As ODIS evolved, so did its creators. We are two individuals running this project, with different personalities. We are of mixed backgrounds, but essentially white girls who’ve experienced international schools, and now the pandemic and worldwide Black Lives Matter protests, in our unique ways. This shows in our input in the work.
Clara: Despite my supposedly ‘internationally minded’ upbringing, I did not learn that the word “Black” wasn’t taboo or rude until January this year. Following George Floyd’s murder this past May, my social media feed became awash with posts about tone policing and institutional racism, terms I had never heard before. I began a steep learning curve which led me to rediscover the concept of decolonisation and its necessity. Due to my privilege, race had been an American-only issue for me, until now, when I learned the UK is not the great slavery abolitionist it declares itself to be. The exploitation of Black people has continued to benefit our society to this day through neo-colonialism and compensation of slave owners.
Xoài: I had to acknowledge some internal resistance at the beginning of this project - it took time to realise that resistance was there. But once it hit me, I had to stop and process how much I still had to (un)learn. I have deeply embedded biases despite my supposed worldliness and tokenistic Asian halfness. Why was I working on this project when I still shied away from calling international schools racist? I wanted to be inclusive of sexism, ableism, homophobia, and so on, in a way that minimised the issue of racism. But let’s call a spade a spade - anti-racism is ‘trending’ because it is relevant. Addressing one form of discrimination can automatically be instersectional with other forms of it.

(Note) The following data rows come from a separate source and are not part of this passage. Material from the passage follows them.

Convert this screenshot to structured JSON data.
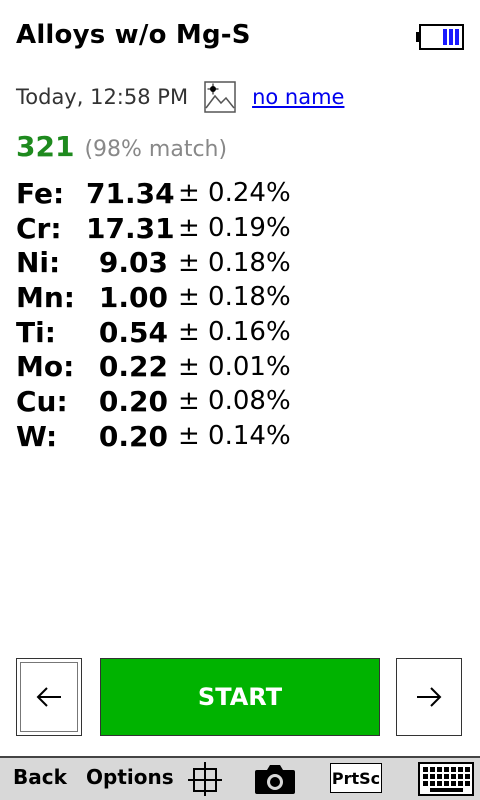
{
  "header": {
    "title": "Alloys w/o Mg-S",
    "battery_icon": "battery-icon"
  },
  "reading": {
    "timestamp": "Today, 12:58 PM",
    "photo_icon": "image-icon",
    "name_link": "no name",
    "grade": "321",
    "match": "(98% match)"
  },
  "results": [
    {
      "element": "Fe:",
      "value": "71.34",
      "error": "± 0.24%"
    },
    {
      "element": "Cr:",
      "value": "17.31",
      "error": "± 0.19%"
    },
    {
      "element": "Ni:",
      "value": "9.03",
      "error": "± 0.18%"
    },
    {
      "element": "Mn:",
      "value": "1.00",
      "error": "± 0.18%"
    },
    {
      "element": "Ti:",
      "value": "0.54",
      "error": "± 0.16%"
    },
    {
      "element": "Mo:",
      "value": "0.22",
      "error": "± 0.01%"
    },
    {
      "element": "Cu:",
      "value": "0.20",
      "error": "± 0.08%"
    },
    {
      "element": "W:",
      "value": "0.20",
      "error": "± 0.14%"
    }
  ],
  "controls": {
    "prev_icon": "←",
    "start_label": "START",
    "next_icon": "→"
  },
  "toolbar": {
    "back_label": "Back",
    "options_label": "Options",
    "crosshair_icon": "crosshair-icon",
    "camera_icon": "camera-icon",
    "prtsc_label": "PrtSc",
    "keyboard_icon": "keyboard-icon"
  },
  "colors": {
    "start_green": "#00b300",
    "grade_green": "#1e8a1e",
    "link_blue": "#0000ee",
    "battery_blue": "#1a1aff"
  }
}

COMMITMENT TO ACTION
Though ODIS has gained considerable momentum since it began, as the academic year begins it is the responsibility of educators and the international school community as a whole to take up the mantle. Echoing the commitment to action by the Association of International Educators and Leaders of Colour (AIELOC), we ask leaders in international education to stop and ask themselves how they are upholding Western Supremacy. What racial biases and attitudes are you perpetuating? If you feel uncomfortable, good. Ask yourself why. Commitments must be made on a local level, on campus, as well as within curriculum and accreditation organisations. There needs to be a safe platform for minorities to speak out. Students of Colour in particular need to be given the tools to articulate their experiences. Native-language and race barriers must be abolished from hiring practices. Curricula should be standardised to incite more inclusive teachings whilst remaining flexible for educators. Leaders must recognise how their schools displace local communities, and develop authentic collaborative relationships with them. Diversity should not be celebrated exclusively on International Day - every day should be international day at an international school. Our education is long overdue for an update.
Special thanks to Danau Tanu and Kelindah Schuster for editing.